::: Input for this task

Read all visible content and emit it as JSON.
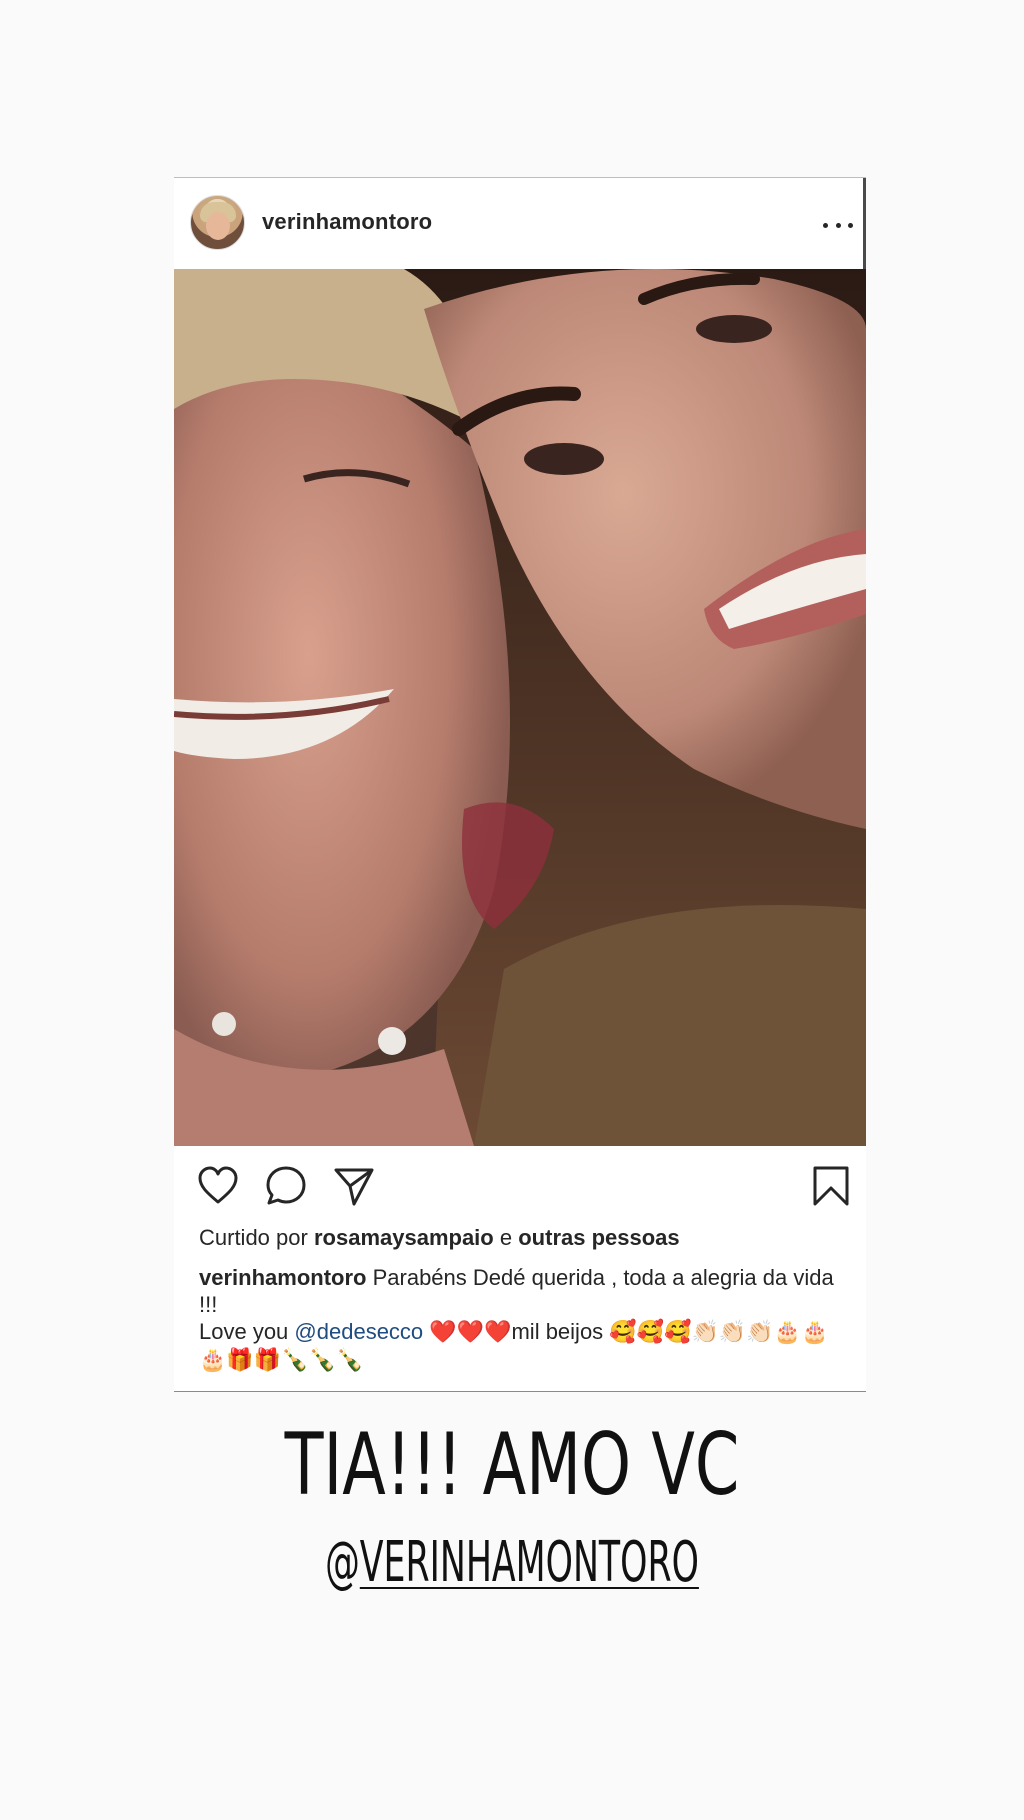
{
  "post": {
    "username": "verinhamontoro",
    "more_icon": "more-options-icon",
    "likes": {
      "prefix": "Curtido por",
      "user": "rosamaysampaio",
      "joiner": "e",
      "others": "outras pessoas"
    },
    "caption": {
      "author": "verinhamontoro",
      "line1": "Parabéns Dedé querida , toda a alegria da vida !!!",
      "love": "Love you",
      "mention": "@dedesecco",
      "hearts": "❤️❤️❤️",
      "beijos": "mil beijos",
      "emojis_end": "🥰🥰🥰👏🏻👏🏻👏🏻🎂🎂🎂🎁🎁🍾🍾🍾"
    },
    "icons": {
      "like": "heart-icon",
      "comment": "comment-icon",
      "share": "paper-plane-icon",
      "save": "bookmark-icon"
    }
  },
  "story": {
    "headline": "TIA!!! AMO VC",
    "handle_at": "@",
    "handle_name": "VERINHAMONTORO"
  },
  "colors": {
    "background": "#fafafa",
    "text": "#262626",
    "mention": "#1f4d80"
  }
}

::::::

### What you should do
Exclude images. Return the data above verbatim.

### Reply
Read all visible content and emit it as JSON.
{
  "post": {
    "username": "verinhamontoro",
    "more_icon": "more-options-icon",
    "likes": {
      "prefix": "Curtido por",
      "user": "rosamaysampaio",
      "joiner": "e",
      "others": "outras pessoas"
    },
    "caption": {
      "author": "verinhamontoro",
      "line1": "Parabéns Dedé querida , toda a alegria da vida !!!",
      "love": "Love you",
      "mention": "@dedesecco",
      "hearts": "❤️❤️❤️",
      "beijos": "mil beijos",
      "emojis_end": "🥰🥰🥰👏🏻👏🏻👏🏻🎂🎂🎂🎁🎁🍾🍾🍾"
    },
    "icons": {
      "like": "heart-icon",
      "comment": "comment-icon",
      "share": "paper-plane-icon",
      "save": "bookmark-icon"
    }
  },
  "story": {
    "headline": "TIA!!! AMO VC",
    "handle_at": "@",
    "handle_name": "VERINHAMONTORO"
  },
  "colors": {
    "background": "#fafafa",
    "text": "#262626",
    "mention": "#1f4d80"
  }
}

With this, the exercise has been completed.